Stored data
BEGIN

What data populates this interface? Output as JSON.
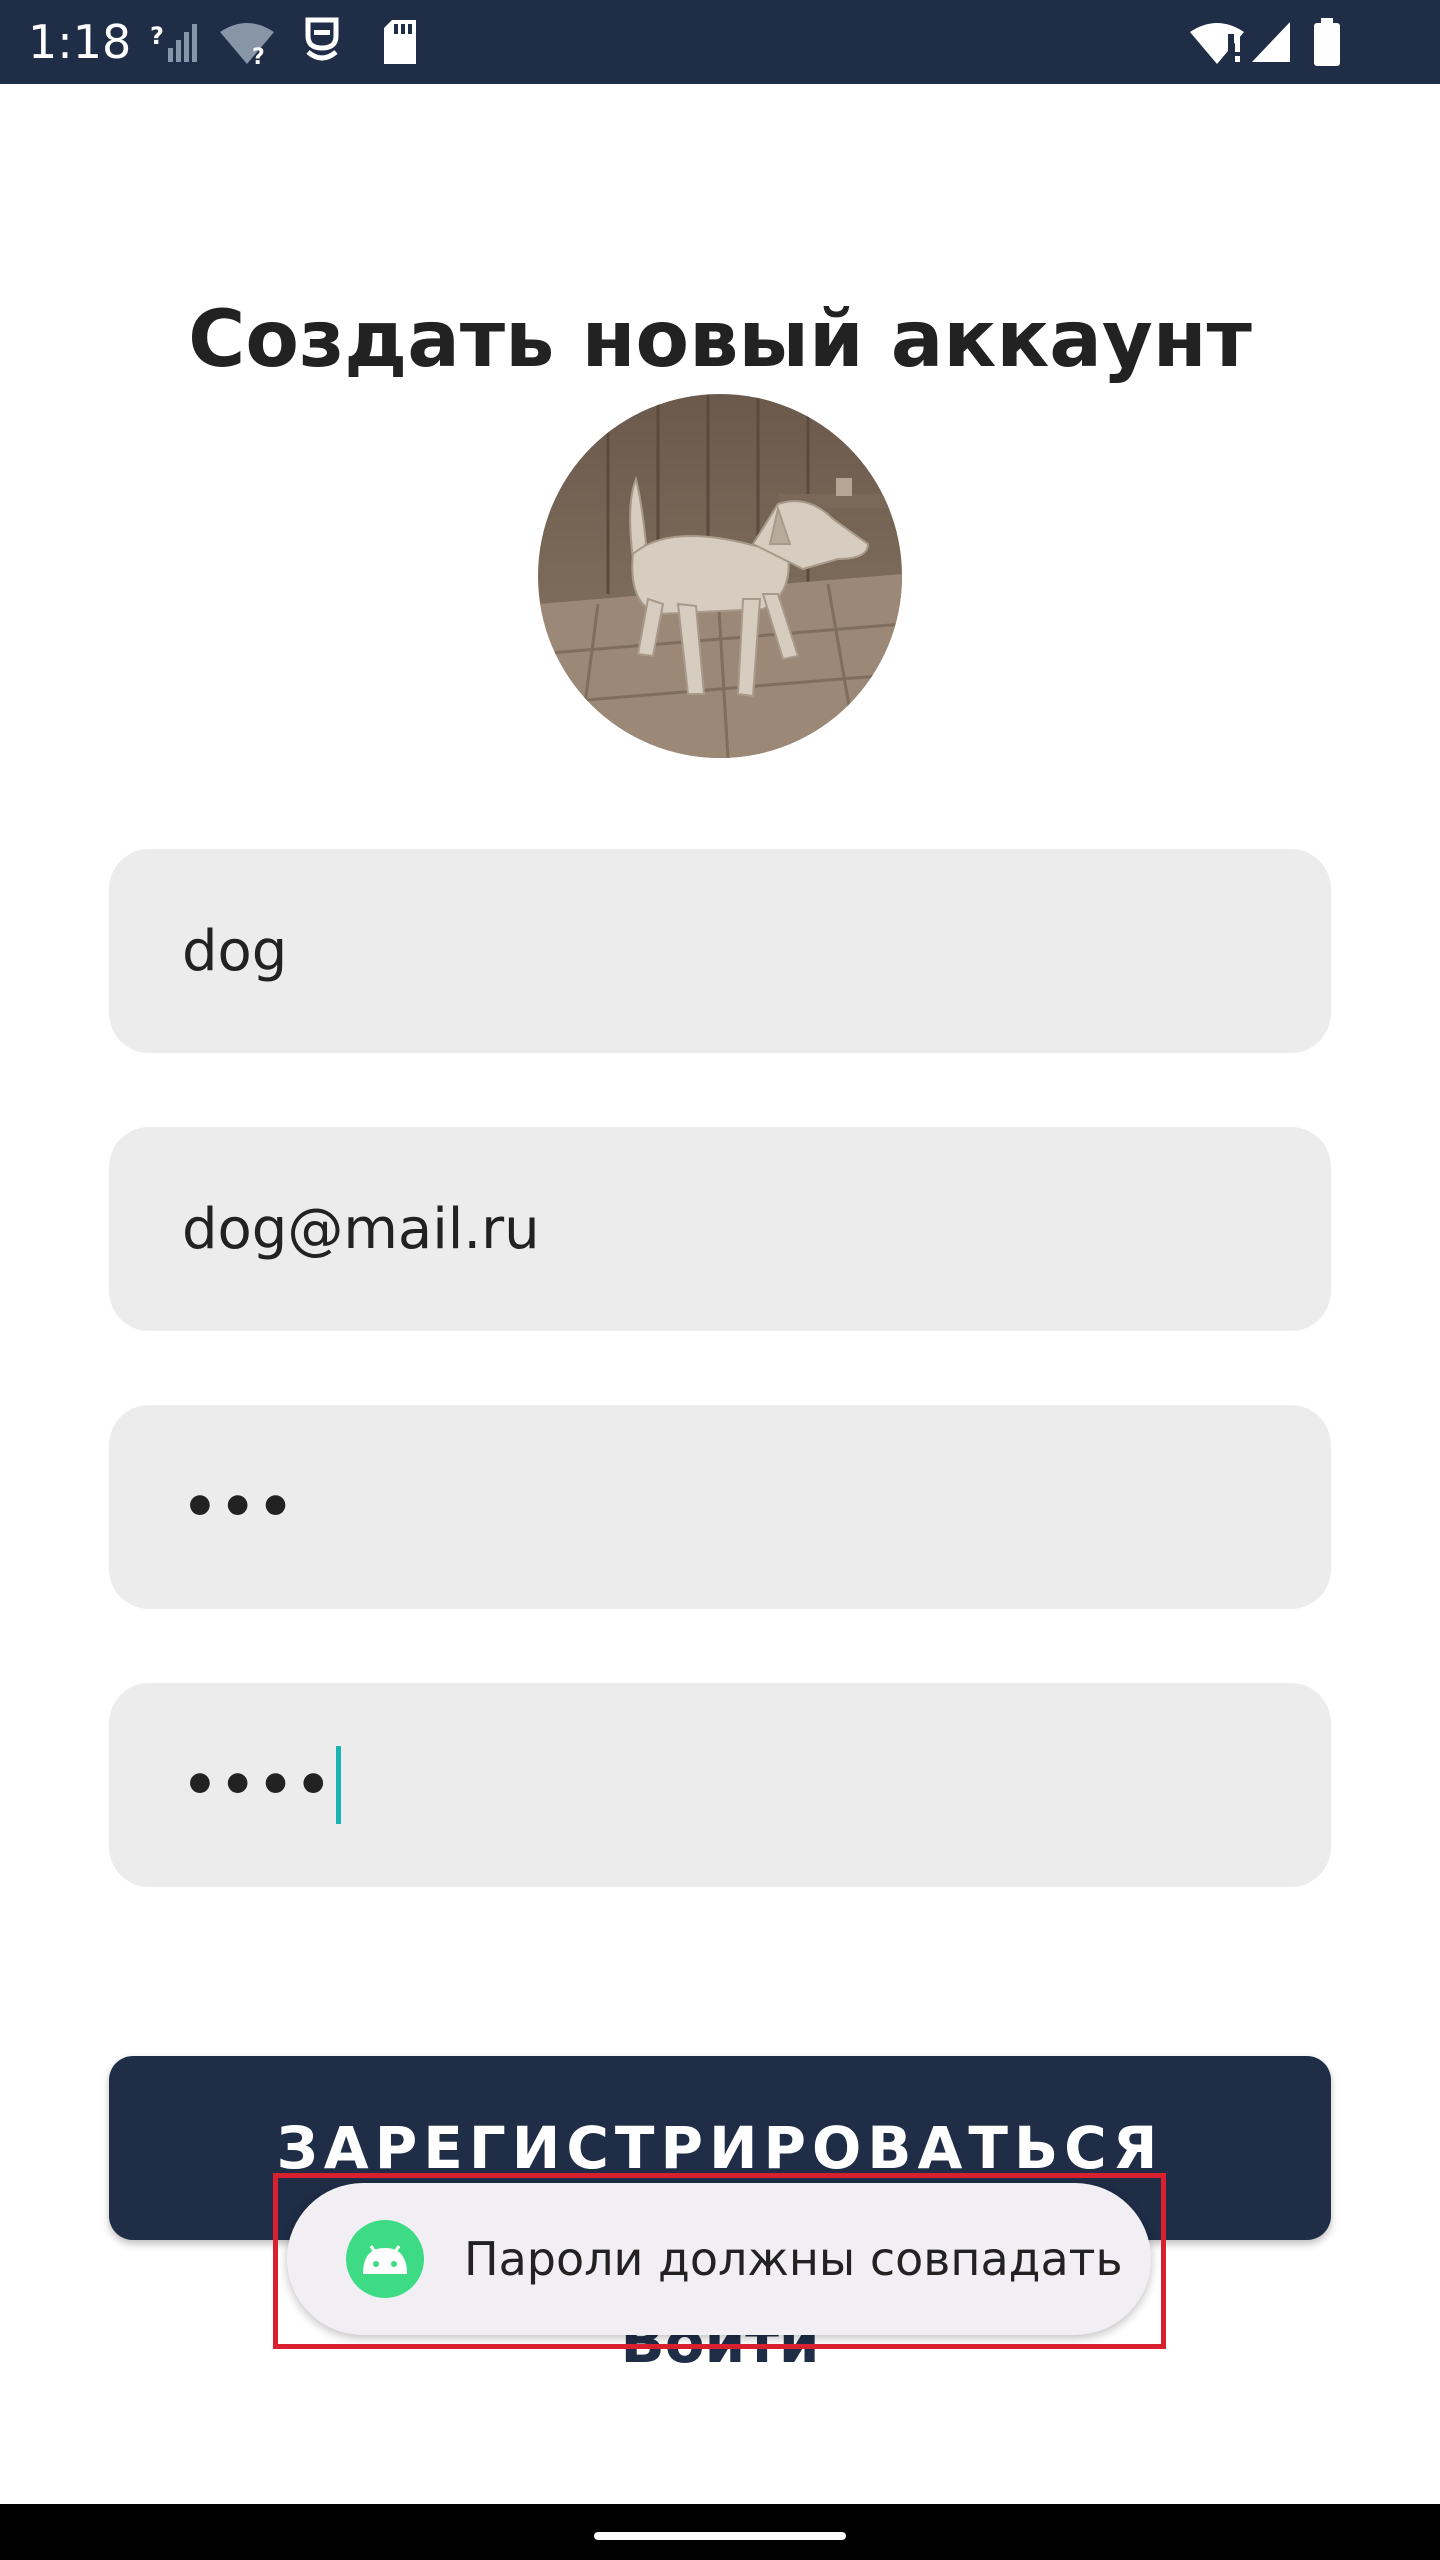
{
  "status_bar": {
    "time": "1:18",
    "icons": [
      "signal-unknown-icon",
      "wifi-unknown-icon",
      "sim-icon",
      "sd-card-icon",
      "wifi-alert-icon",
      "cell-signal-icon",
      "battery-icon"
    ]
  },
  "form": {
    "title": "Создать новый аккаунт",
    "username_value": "dog",
    "email_value": "dog@mail.ru",
    "password_value": "•••",
    "confirm_password_value": "••••",
    "register_label": "ЗАРЕГИСТРИРОВАТЬСЯ",
    "login_label": "Войти"
  },
  "toast": {
    "message": "Пароли должны совпадать"
  },
  "colors": {
    "primary": "#1f2d47",
    "field_bg": "#ececec",
    "toast_bg": "#f1eff3",
    "highlight": "#d9202e",
    "android_green": "#3ddc84"
  }
}
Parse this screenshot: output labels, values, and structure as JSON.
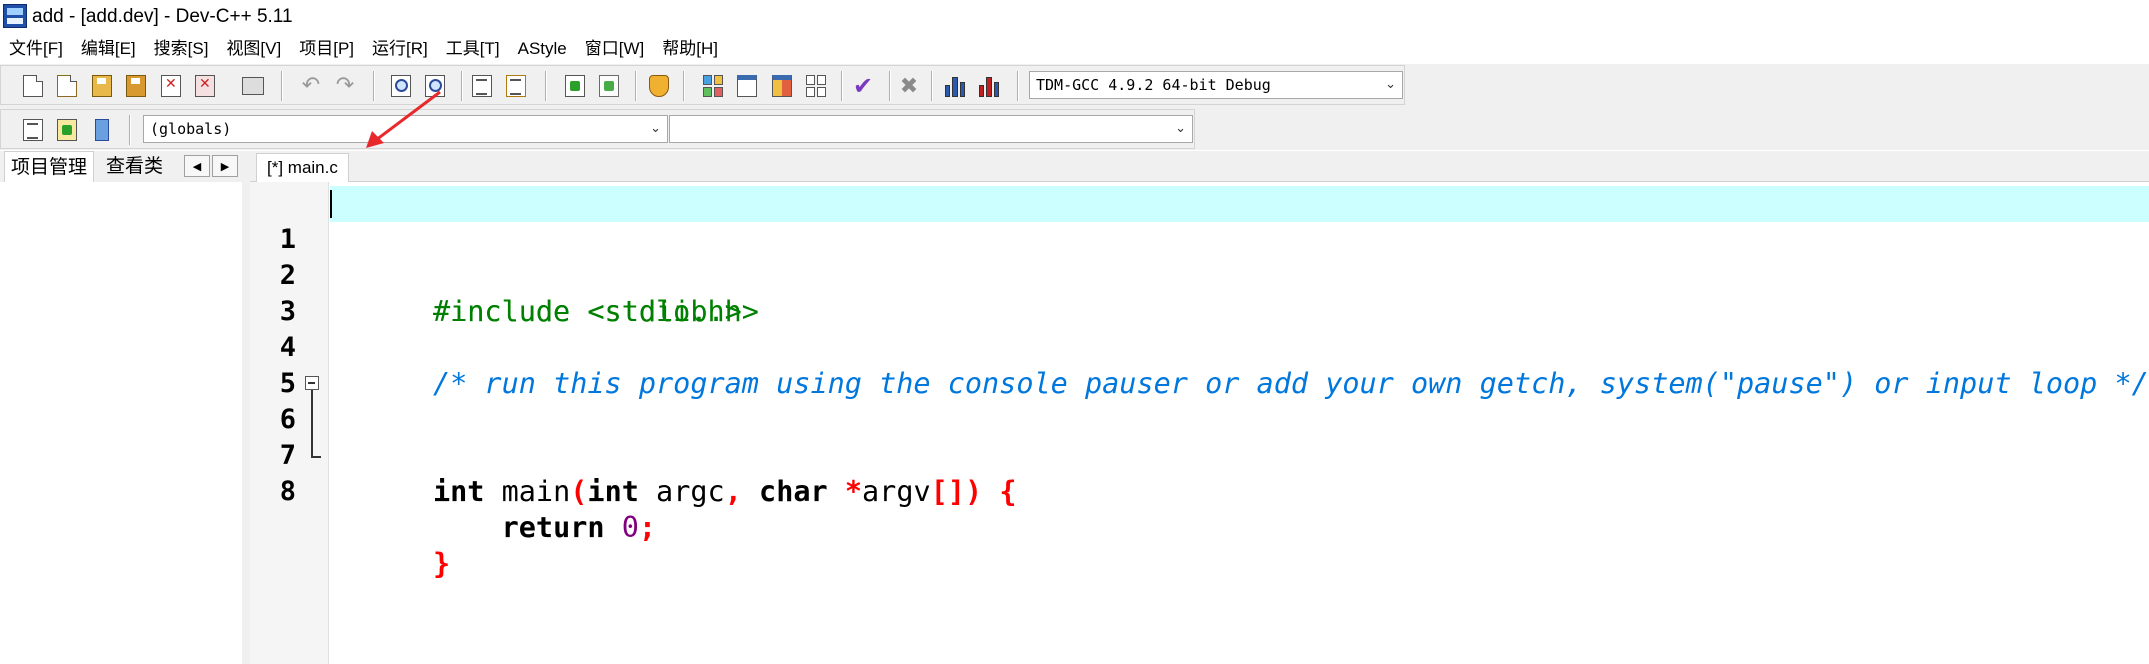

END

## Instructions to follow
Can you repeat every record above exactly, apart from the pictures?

## Answer to this problem
What data populates this interface? Output as JSON.
{
  "status_bar": {
    "time": "1:18",
    "icons": [
      "signal-unknown-icon",
      "wifi-unknown-icon",
      "sim-icon",
      "sd-card-icon",
      "wifi-alert-icon",
      "cell-signal-icon",
      "battery-icon"
    ]
  },
  "form": {
    "title": "Создать новый аккаунт",
    "username_value": "dog",
    "email_value": "dog@mail.ru",
    "password_value": "•••",
    "confirm_password_value": "••••",
    "register_label": "ЗАРЕГИСТРИРОВАТЬСЯ",
    "login_label": "Войти"
  },
  "toast": {
    "message": "Пароли должны совпадать"
  },
  "colors": {
    "primary": "#1f2d47",
    "field_bg": "#ececec",
    "toast_bg": "#f1eff3",
    "highlight": "#d9202e",
    "android_green": "#3ddc84"
  }
}
Parse this screenshot: output labels, values, and structure as JSON.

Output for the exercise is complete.